The Coordinator, Presidential Amnesty Programme(PAP), Brig.-Gen. Paul Boroh (Rtd) has said that the ongoing Nigeria’s agricultural revolution was a precursor to the anticipated industrialisation of the country.
Boroh, also the Special Adviser to the President on Niger Delta Affairs, said this in an interview with our reporter on Thursday in Abuja.
He added that “the burden of fixing Nigeria’s economy had fallen squarely on all of us.
”Though our economy is blessed with series of natural resources, yet we suffer in the midst of plenty.”
Boroh, however, pointed out that agriculture would attract Foreign Direct Investment, reduce the high level of unemployment, and reduce the over-reliance on crude oil.
According to the coordinator, currently, Nigeria has over 80 per cent of arable land, but unfortunately, less than 40 per cent of that land is cultivated, hence, the need to reform the agriculture sector.
“Since its inception in 2009, PAP has succeeded in training a number of Niger Delta youths in diverse skills, which had improved their lives and impacted on their communities.”
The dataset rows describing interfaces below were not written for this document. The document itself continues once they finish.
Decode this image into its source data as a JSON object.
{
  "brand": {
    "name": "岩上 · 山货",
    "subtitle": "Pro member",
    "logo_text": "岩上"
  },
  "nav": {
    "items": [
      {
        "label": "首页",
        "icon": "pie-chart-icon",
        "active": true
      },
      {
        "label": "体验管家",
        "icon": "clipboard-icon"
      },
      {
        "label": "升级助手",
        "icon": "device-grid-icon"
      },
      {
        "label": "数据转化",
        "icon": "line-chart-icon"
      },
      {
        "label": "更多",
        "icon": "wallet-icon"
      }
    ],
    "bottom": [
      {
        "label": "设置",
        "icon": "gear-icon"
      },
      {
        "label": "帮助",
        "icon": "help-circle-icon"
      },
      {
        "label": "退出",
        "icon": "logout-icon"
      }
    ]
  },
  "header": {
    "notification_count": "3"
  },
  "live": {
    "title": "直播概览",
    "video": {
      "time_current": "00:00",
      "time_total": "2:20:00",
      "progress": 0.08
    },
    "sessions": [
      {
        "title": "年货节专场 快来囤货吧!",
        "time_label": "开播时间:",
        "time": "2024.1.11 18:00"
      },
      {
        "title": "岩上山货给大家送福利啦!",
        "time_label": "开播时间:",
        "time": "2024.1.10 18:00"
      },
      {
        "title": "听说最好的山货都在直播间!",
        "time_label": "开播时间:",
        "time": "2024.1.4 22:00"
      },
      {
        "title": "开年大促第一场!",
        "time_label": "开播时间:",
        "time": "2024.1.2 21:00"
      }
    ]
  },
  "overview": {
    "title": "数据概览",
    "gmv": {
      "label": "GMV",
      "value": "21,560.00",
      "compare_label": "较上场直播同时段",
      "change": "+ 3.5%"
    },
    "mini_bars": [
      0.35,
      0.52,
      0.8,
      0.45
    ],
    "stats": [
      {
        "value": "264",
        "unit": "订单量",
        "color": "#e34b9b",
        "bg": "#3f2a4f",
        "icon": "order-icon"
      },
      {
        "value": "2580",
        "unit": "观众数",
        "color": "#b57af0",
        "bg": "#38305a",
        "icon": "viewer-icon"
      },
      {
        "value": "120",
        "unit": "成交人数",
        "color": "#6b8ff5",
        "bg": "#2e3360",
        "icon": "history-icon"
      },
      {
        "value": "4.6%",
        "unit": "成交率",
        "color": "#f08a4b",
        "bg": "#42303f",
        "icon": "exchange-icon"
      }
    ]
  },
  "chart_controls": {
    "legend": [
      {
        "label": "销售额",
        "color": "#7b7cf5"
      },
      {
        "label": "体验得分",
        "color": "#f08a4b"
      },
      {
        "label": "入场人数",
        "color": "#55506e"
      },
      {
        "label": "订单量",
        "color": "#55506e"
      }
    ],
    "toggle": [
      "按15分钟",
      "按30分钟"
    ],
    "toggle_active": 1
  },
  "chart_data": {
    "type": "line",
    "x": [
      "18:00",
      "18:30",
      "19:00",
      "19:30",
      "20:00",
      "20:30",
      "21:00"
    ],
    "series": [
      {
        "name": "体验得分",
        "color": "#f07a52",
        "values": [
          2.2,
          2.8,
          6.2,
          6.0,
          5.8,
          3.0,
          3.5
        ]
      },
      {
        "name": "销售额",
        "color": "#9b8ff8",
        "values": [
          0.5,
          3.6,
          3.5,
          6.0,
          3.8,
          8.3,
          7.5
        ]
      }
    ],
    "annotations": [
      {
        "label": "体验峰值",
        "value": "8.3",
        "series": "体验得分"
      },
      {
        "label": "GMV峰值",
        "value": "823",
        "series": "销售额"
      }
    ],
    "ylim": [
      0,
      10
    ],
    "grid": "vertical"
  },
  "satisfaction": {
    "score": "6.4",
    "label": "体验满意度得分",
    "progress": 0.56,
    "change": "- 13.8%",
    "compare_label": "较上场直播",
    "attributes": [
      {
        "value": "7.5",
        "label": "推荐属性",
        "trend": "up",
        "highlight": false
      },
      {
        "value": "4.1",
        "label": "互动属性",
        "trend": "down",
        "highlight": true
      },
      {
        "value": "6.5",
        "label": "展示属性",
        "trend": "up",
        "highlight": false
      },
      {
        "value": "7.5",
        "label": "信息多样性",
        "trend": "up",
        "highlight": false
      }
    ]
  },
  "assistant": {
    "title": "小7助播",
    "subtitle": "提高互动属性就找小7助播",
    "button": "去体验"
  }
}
Boroh pointed out that with the new challenges faced by the country and in line with the present administration’s focus on agriculture, the Amnesty Office was poised to explore agriculture to meaningfully engage ex-agitators in the region.
The Presidential aide noted that agriculture had been regarded in recent times as the most viable route with which Nigeria would successfully get out of the current economic challenge.
“Prior to the discovery of crude oil in Oloibiri in 1956, agriculture was the mainstay of the economy, being the highest earner of Foreign Exchange for the country, making Nigeria to be largely self-sufficient in food production then,” he said.
According to him, in 2017 the Amnesty office had trained more than 508 beneficiaries across the nine oil-producing states to establish their own crop, poultry and fish farms.
He added that only recently the office just graduated 100 beneficiaries, trained in poultry and fishery, at Songhai Farms in Delta state.
He, however, urged all beneficiaries of the agriculture training to put into practice what they had learnt during their one month intensive course in poultry and fishery to enhance food production and sustainability.
Boroh noted that the increasing attention of the private investors in agriculture was a testimony to the fact that there were a lot of opportunities in the sector.
He, however, disclosed that in the next phase of any agriculture training programme, the Amnesty office would ensure that provision was made for beneficiaries to establish and manage their areas of specialisation.
Recall that the coordinator had earlier assured beneficiaries undergoing training in various centres across the country of their prompt empowerment packages at the end the programmes.